What this task involves:
Select and copy out every line in the records containing "SalesforceXyTools".

[[ Extracted entries, beginning ]]

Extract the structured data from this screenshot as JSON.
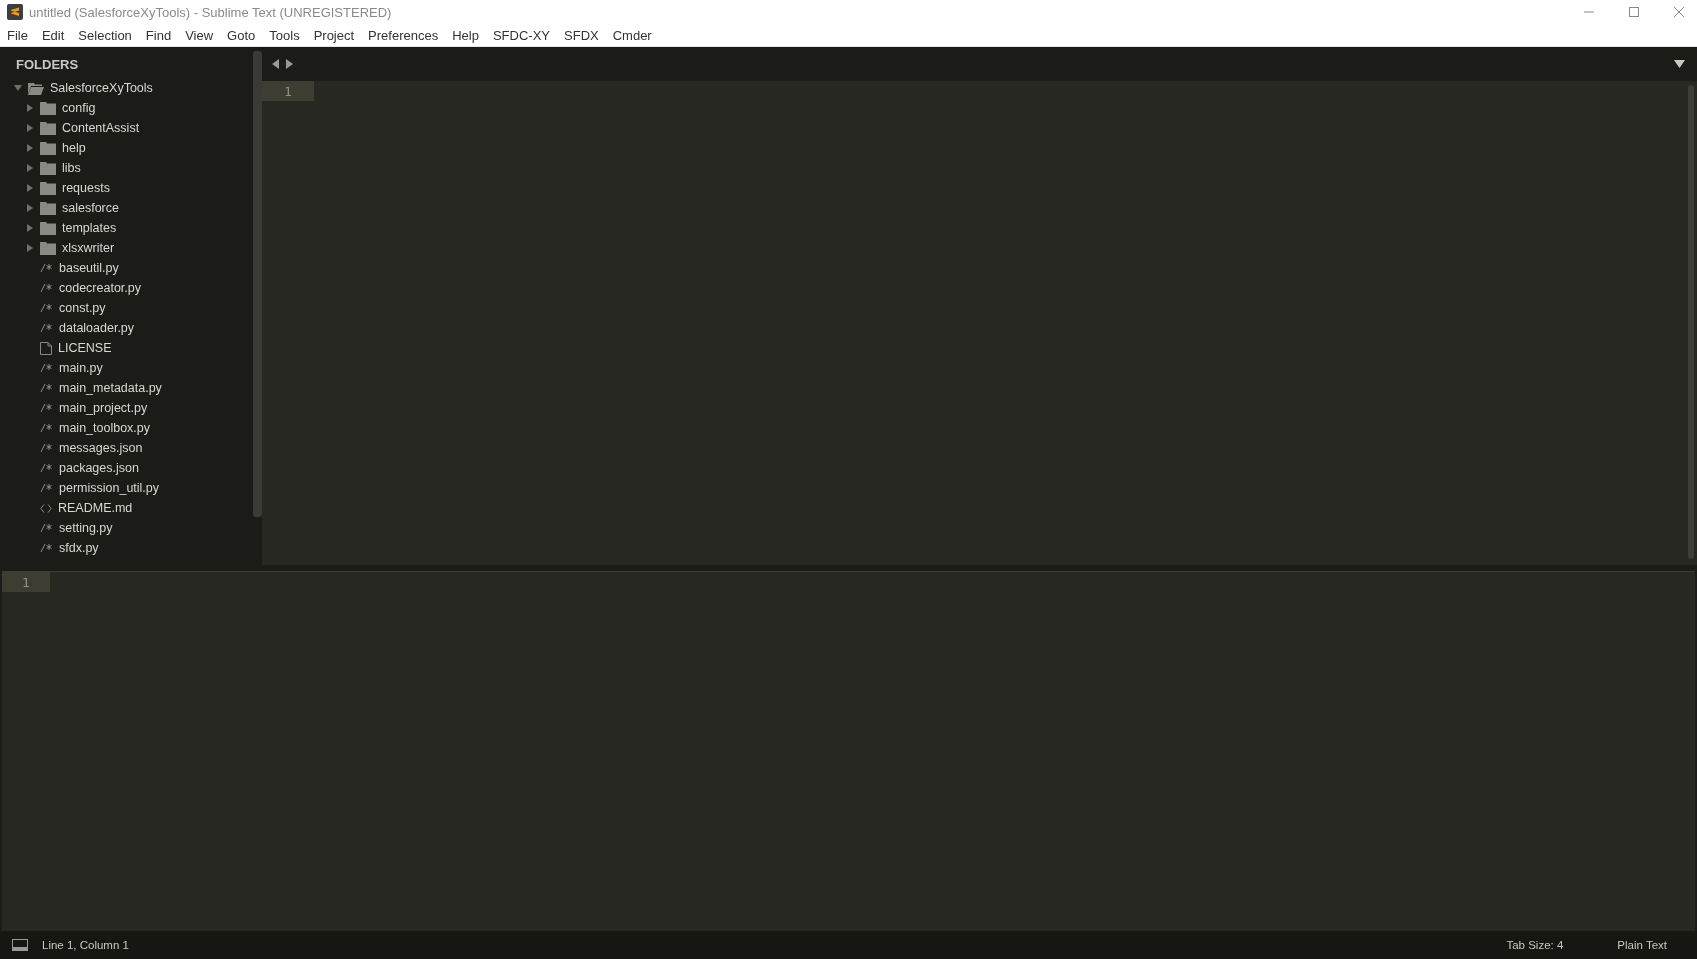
{
  "window": {
    "title": "untitled (SalesforceXyTools) - Sublime Text (UNREGISTERED)"
  },
  "menu": [
    "File",
    "Edit",
    "Selection",
    "Find",
    "View",
    "Goto",
    "Tools",
    "Project",
    "Preferences",
    "Help",
    "SFDC-XY",
    "SFDX",
    "Cmder"
  ],
  "sidebar": {
    "heading": "FOLDERS",
    "tree": [
      {
        "label": "SalesforceXyTools",
        "kind": "folder",
        "expanded": true,
        "children": [
          {
            "label": "config",
            "kind": "folder",
            "expanded": false
          },
          {
            "label": "ContentAssist",
            "kind": "folder",
            "expanded": false
          },
          {
            "label": "help",
            "kind": "folder",
            "expanded": false
          },
          {
            "label": "libs",
            "kind": "folder",
            "expanded": false
          },
          {
            "label": "requests",
            "kind": "folder",
            "expanded": false
          },
          {
            "label": "salesforce",
            "kind": "folder",
            "expanded": false
          },
          {
            "label": "templates",
            "kind": "folder",
            "expanded": false
          },
          {
            "label": "xlsxwriter",
            "kind": "folder",
            "expanded": false
          },
          {
            "label": "baseutil.py",
            "kind": "code"
          },
          {
            "label": "codecreator.py",
            "kind": "code"
          },
          {
            "label": "const.py",
            "kind": "code"
          },
          {
            "label": "dataloader.py",
            "kind": "code"
          },
          {
            "label": "LICENSE",
            "kind": "text"
          },
          {
            "label": "main.py",
            "kind": "code"
          },
          {
            "label": "main_metadata.py",
            "kind": "code"
          },
          {
            "label": "main_project.py",
            "kind": "code"
          },
          {
            "label": "main_toolbox.py",
            "kind": "code"
          },
          {
            "label": "messages.json",
            "kind": "code"
          },
          {
            "label": "packages.json",
            "kind": "code"
          },
          {
            "label": "permission_util.py",
            "kind": "code"
          },
          {
            "label": "README.md",
            "kind": "markup"
          },
          {
            "label": "setting.py",
            "kind": "code"
          },
          {
            "label": "sfdx.py",
            "kind": "code"
          }
        ]
      }
    ]
  },
  "editor": {
    "line_numbers": [
      "1"
    ]
  },
  "output_panel": {
    "line_numbers": [
      "1"
    ]
  },
  "status_bar": {
    "position": "Line 1, Column 1",
    "tab_size": "Tab Size: 4",
    "syntax": "Plain Text"
  }
}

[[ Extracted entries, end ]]

Task result:
    "title": "untitled (SalesforceXyTools) - Sublime Text (UNREGISTERED)"
        "label": "SalesforceXyTools",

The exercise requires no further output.